Planetary scientists have been interested in Europa since the Galileo orbiter revealed that the icy moon may be hiding an ocean of salty water beneath its icy shell. Scientists also hail this extraterrestrial world as the most likely candidate in the solar system to have the ability to support life besides Earth.
The moon possibly contains three times the volume of water found in the Earth's oceans and because water is associated with life on Earth, astrobiologists think that the oceans in Europa offer a good habitat for living organisms to thrive.
The U.S. space agency has been looking at the potentials of the Europa mission for a while now. In 2014, it received a $100 million from Congress to start preliminary work on such mission. The new proposed budget though bolsters focus for this mission dubbed as the Europa Clipper as it signals commitment from the White House that was missing before.
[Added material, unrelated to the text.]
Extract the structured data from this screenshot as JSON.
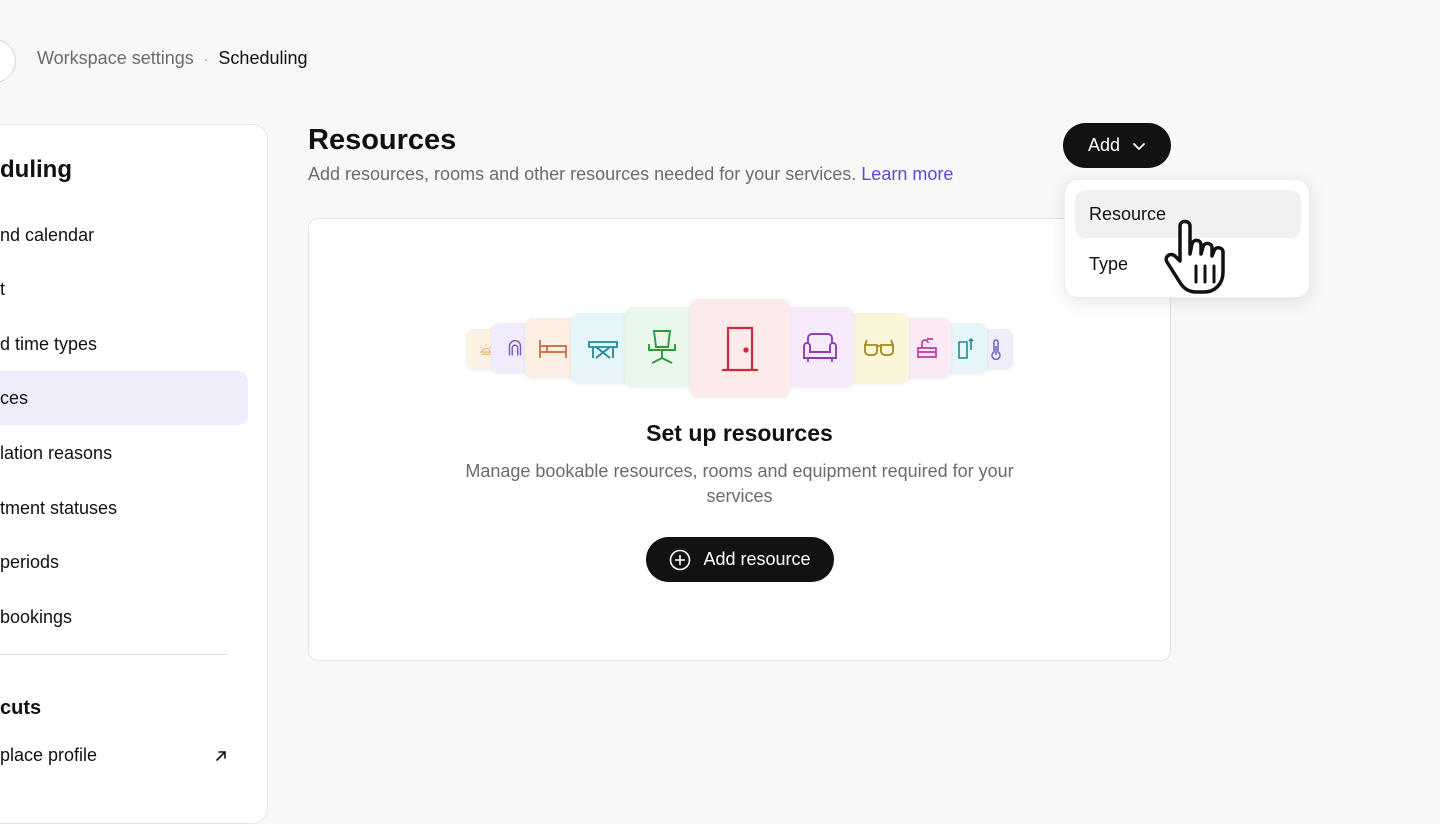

NASA chief financial officer David Radzanowski told reporters in a conference call on Monday that the requested $30 million that will be used for preliminary studies into the Europa mission will be in addition to the $100 million the congress has given.
"For the first time, the budget supports the formulation and development of a Europa Mission, allowing NASA to begin project formulation, Phase A," reads [pdf] the summary of the proposed NASA budget.
The Europa Clipper will be the U.S. space agency's attempt to understand the habitable potentials of Europa and will likely involve a spacecraft that would orbit Jupiter and do fly-bys of Europa rather than orbiting or landing a probe on the surface of the moon itself, which will make the mission safer and more cost effective.
Europa is associated with a harsh radiation environment that can pose dangers for spacecraft. The U.S. space agency will select the instruments for the spacecraft this year with the aim of launching it in the mid-2020s.
"This is a big deal," said Europa Clipper probe concept pre-project scientist Robert Pappalardo. "We're moving toward the next phase, where you're a real mission. It's just thrilling after 15 years of pushing for it."